Al Filreis

Philadelphia's 'youth poet laureate'

June 2015 - May 2016

Philadelphia’s Office of Arts, Culture and the Creative Economy (OACCE) is now accepting nominations for Philadelphia’s next Youth Poet Laureate, a position complementing the city’s Poet Laureate. The Youth Poet Laureate position is open to high school students residing within the City of Philadelphia. The selected Youth Poet Laureate will serve a term from June 2015 through May 2016.

An assemblage of paradoxes in one body

Baroness Elsa von Freytag Loringhoven

Listen to a brief audio biography of the Baroness Elsa von Freytag Loringhoven. And here is a blurb I wrote for Irene Gammel’s biography:

‘The Baroness cut the most compelling modernist figure. She literally wore New York dada, thus inventing it as a pattern of aesthetic costume to be worn so tight that it was her skin, her self. She was, as Irene Gammel puts it in this remarkable biographical study, an “assemblage of paradoxes embodied in one body.” That the Baroness knew and inspired or inspiringly repelled nearly everyone associated with the rise of modernist practice in New York has been already part of the story, but it has never been so richly detailed. In Gammel's presentation the Baroness emerges as far more than an ingenue. She became a mature, self-conscious dynamic artistic force — and remarkably productive in her own right, not despite but because she exhausted herself up from the inside out.’

Crowdsourcing collaborative close readings of supposedly 'difficult' poems globally

Today I distributed the following announcement widely to 130,000 participants in "ModPo," the free, open-enrollment, noncredit 10-week course in modern and contemporary U.S. poetry:

I am very excited to announce a new aspect of ModPo that I hope will intrigue you and perhaps induce you to participate.
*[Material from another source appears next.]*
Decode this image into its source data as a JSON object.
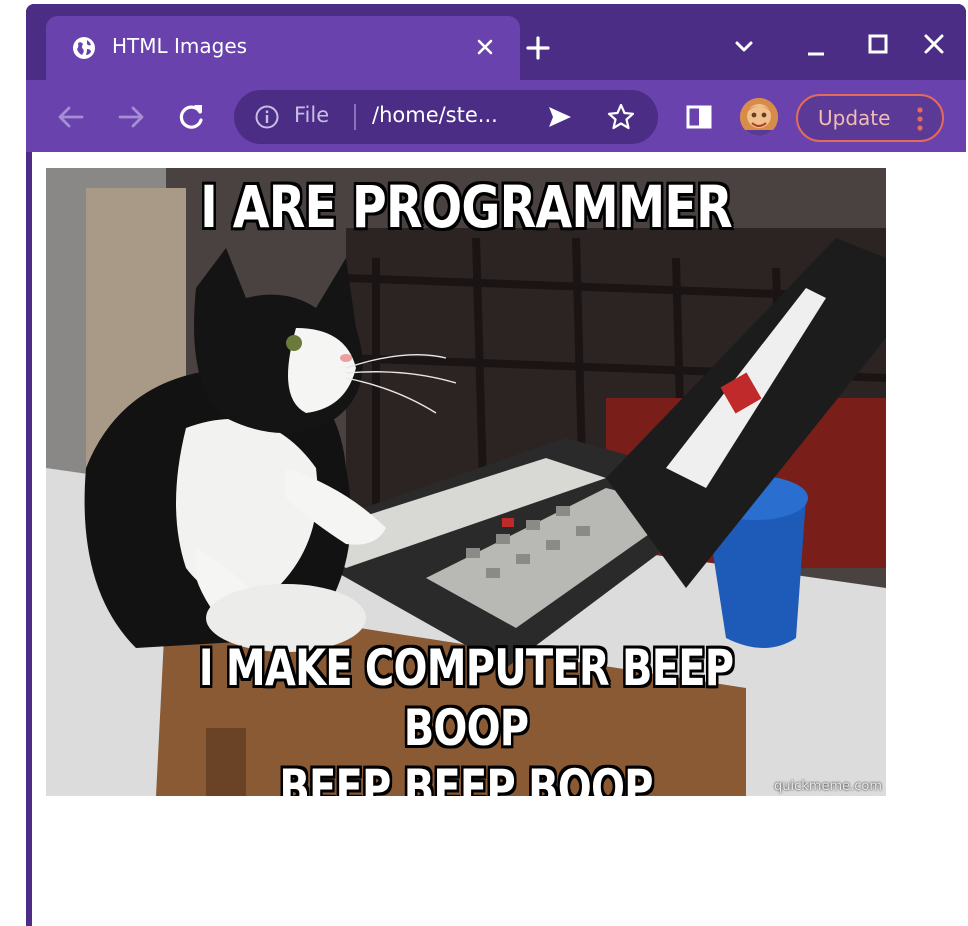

We have created a new section of ModPo that parallels the main ModPo syllabus, "chapter" by "chapter" and week by week, and offers links to short video recordings of ModPo people around the world gathered in small groups conducting collaborative close readings of our poems — and related poems — themselves. Yes: we are now calling for crowdsourced collaborative close readings.

Hear 'Cellar Song for Five Voices' (1960)

Emmett Williams's "Sense Sound" (left); poster for 2/6/1990 performance at Paula Cooper Gallery (right).

New at PennSound — Jackson Mac Low, Dick Higgins, Petr Kotik, Joseph Kubera, and Chris Nappi perform Emmett Williams’s Cellar Song for Five Voices. This piece was written in 1960. The recording here was made of a performance in 1990, presented by the S.E.M. Ensemble, recorded by Mikhail Liberman at Paula Cooper Gallery, 2/6/1990. Click on this link to the Jackson Mac Low PennSound page: http://writing.upenn.edu/pennsound/x/Mac-Low.php#cellar .

Tom Devaney teaches Williams's 'The Last Words of My English Grandmother' to high-school students


I invited Tom Devaney to teach a poem to a group of high-school juniors back in 2010. He brought with him William Carlos Williams's poem “The Last Words of My English Grandmother” because, as he told the students, he likes to hear voices in a poem and also likes to quote his own grandmother in his poems. The first nine minutes of the video are taken up with preliminaries, so if you want to skip to the discussion, move the time dial to 8:50. To watch the video, click here or anywhere on the image above. Click here to visit the PennSound page that includes all twelve of these videos — two sets of six poets each teaching one poem to high school students.